Meeting the Needs of Generation 9/11: Preventing and Treating Drug Use
What can American Muslim communities do to prevent and treat drug use among American Muslim Youth?
Primary research on American Muslim youth substance use and addiction is limited. However, existing research indicates that young American Muslims use and experiment with intoxicating substances, and tend toward risky behaviors in ways similar to their non-Muslim peers. This report focuses on the need for increased awareness of drug use, addiction and prevention; mental health; a greater understanding of youth’s alienation and challenges; and a focus on positive and meaningful capacity building and solution seeking around drug use, addiction and prevention.
This report is part of the “Meeting the Needs of Generation 9/11” series.
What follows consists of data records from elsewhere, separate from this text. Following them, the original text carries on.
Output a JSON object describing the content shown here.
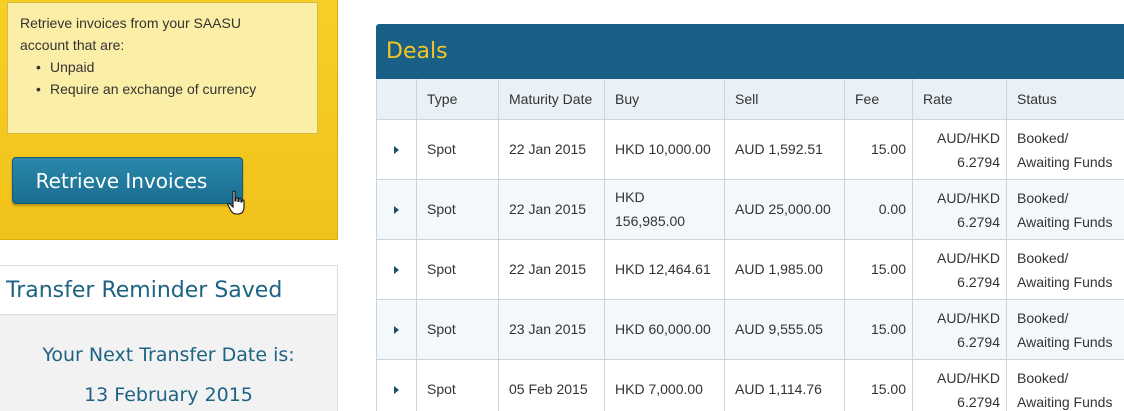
{
  "invoice_panel": {
    "intro_line1": "Retrieve invoices from your SAASU",
    "intro_line2": "account that are:",
    "bullets": [
      "Unpaid",
      "Require an exchange of currency"
    ],
    "button_label": "Retrieve Invoices"
  },
  "reminder": {
    "title": "Transfer Reminder Saved",
    "next_label": "Your Next Transfer Date is:",
    "next_date": "13 February 2015"
  },
  "deals": {
    "title": "Deals",
    "columns": [
      "Type",
      "Maturity Date",
      "Buy",
      "Sell",
      "Fee",
      "Rate",
      "Status"
    ],
    "rows": [
      {
        "type": "Spot",
        "maturity": "22 Jan 2015",
        "buy": "HKD 10,000.00",
        "sell": "AUD 1,592.51",
        "fee": "15.00",
        "rate_pair": "AUD/HKD",
        "rate_value": "6.2794",
        "status_1": "Booked/",
        "status_2": "Awaiting Funds"
      },
      {
        "type": "Spot",
        "maturity": "22 Jan 2015",
        "buy_1": "HKD",
        "buy_2": "156,985.00",
        "sell": "AUD 25,000.00",
        "fee": "0.00",
        "rate_pair": "AUD/HKD",
        "rate_value": "6.2794",
        "status_1": "Booked/",
        "status_2": "Awaiting Funds"
      },
      {
        "type": "Spot",
        "maturity": "22 Jan 2015",
        "buy": "HKD 12,464.61",
        "sell": "AUD 1,985.00",
        "fee": "15.00",
        "rate_pair": "AUD/HKD",
        "rate_value": "6.2794",
        "status_1": "Booked/",
        "status_2": "Awaiting Funds"
      },
      {
        "type": "Spot",
        "maturity": "23 Jan 2015",
        "buy": "HKD 60,000.00",
        "sell": "AUD 9,555.05",
        "fee": "15.00",
        "rate_pair": "AUD/HKD",
        "rate_value": "6.2794",
        "status_1": "Booked/",
        "status_2": "Awaiting Funds"
      },
      {
        "type": "Spot",
        "maturity": "05 Feb 2015",
        "buy": "HKD 7,000.00",
        "sell": "AUD 1,114.76",
        "fee": "15.00",
        "rate_pair": "AUD/HKD",
        "rate_value": "6.2794",
        "status_1": "Booked/",
        "status_2": "Awaiting Funds"
      }
    ]
  },
  "colors": {
    "panel_yellow": "#f6cf25",
    "deals_header": "#1a5f86",
    "deals_title": "#f6c623",
    "accent_blue": "#1d6384"
  }
}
Today’s 15 to 25 year olds don’t know an America before the horrific events of September 2001. They are “Generation 9/11.” For American Muslims, membership in this generation presents additional challenges, in addition to those faced by other young Americans: from drug and alcohol abuse to racism and a crisis of religious literacy. ISPU’s “Meeting the Needs of Generation 9/11” brief series addresses some of these challenges and offers actionable recommendations for parents, community leaders and national organizations.